* **Exercise details**:
Determine which lines of the records include the word "title", and copy them.

[Entries taken from a collection]
▼

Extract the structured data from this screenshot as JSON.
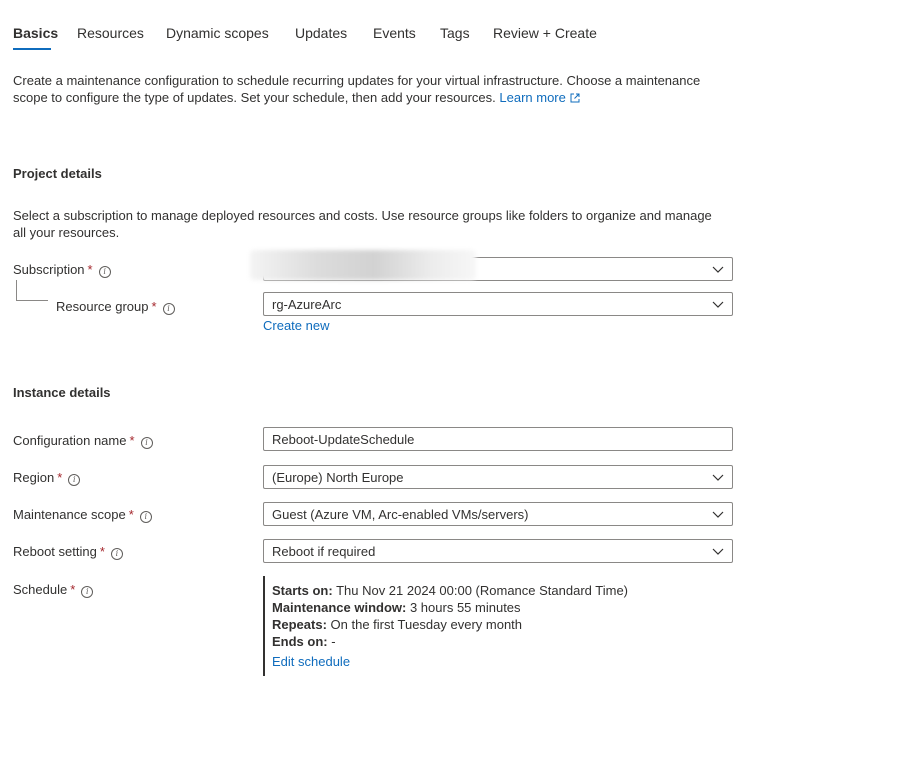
{
  "tabs": [
    {
      "label": "Basics",
      "active": true
    },
    {
      "label": "Resources"
    },
    {
      "label": "Dynamic scopes"
    },
    {
      "label": "Updates"
    },
    {
      "label": "Events"
    },
    {
      "label": "Tags"
    },
    {
      "label": "Review + Create"
    }
  ],
  "intro": {
    "text": "Create a maintenance configuration to schedule recurring updates for your virtual infrastructure. Choose a maintenance scope to configure the type of updates. Set your schedule, then add your resources.",
    "learn_more": "Learn more"
  },
  "project": {
    "title": "Project details",
    "description": "Select a subscription to manage deployed resources and costs. Use resource groups like folders to organize and manage all your resources.",
    "subscription_label": "Subscription",
    "subscription_value": "",
    "resource_group_label": "Resource group",
    "resource_group_value": "rg-AzureArc",
    "create_new": "Create new"
  },
  "instance": {
    "title": "Instance details",
    "config_name_label": "Configuration name",
    "config_name_value": "Reboot-UpdateSchedule",
    "region_label": "Region",
    "region_value": "(Europe) North Europe",
    "scope_label": "Maintenance scope",
    "scope_value": "Guest (Azure VM, Arc-enabled VMs/servers)",
    "reboot_label": "Reboot setting",
    "reboot_value": "Reboot if required",
    "schedule_label": "Schedule"
  },
  "schedule": {
    "starts_label": "Starts on:",
    "starts_value": "Thu Nov 21 2024 00:00 (Romance Standard Time)",
    "window_label": "Maintenance window:",
    "window_value": "3 hours 55 minutes",
    "repeats_label": "Repeats:",
    "repeats_value": "On the first Tuesday every month",
    "ends_label": "Ends on:",
    "ends_value": "-",
    "edit": "Edit schedule"
  },
  "required_mark": "*",
  "icons": {
    "info": "info-icon",
    "chevron": "chevron-down-icon",
    "external": "external-link-icon"
  },
  "colors": {
    "accent": "#0f6cbd",
    "required": "#a4262c"
  }
}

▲

* **Final answer**:
    "title": "Project details",
    "title": "Instance details",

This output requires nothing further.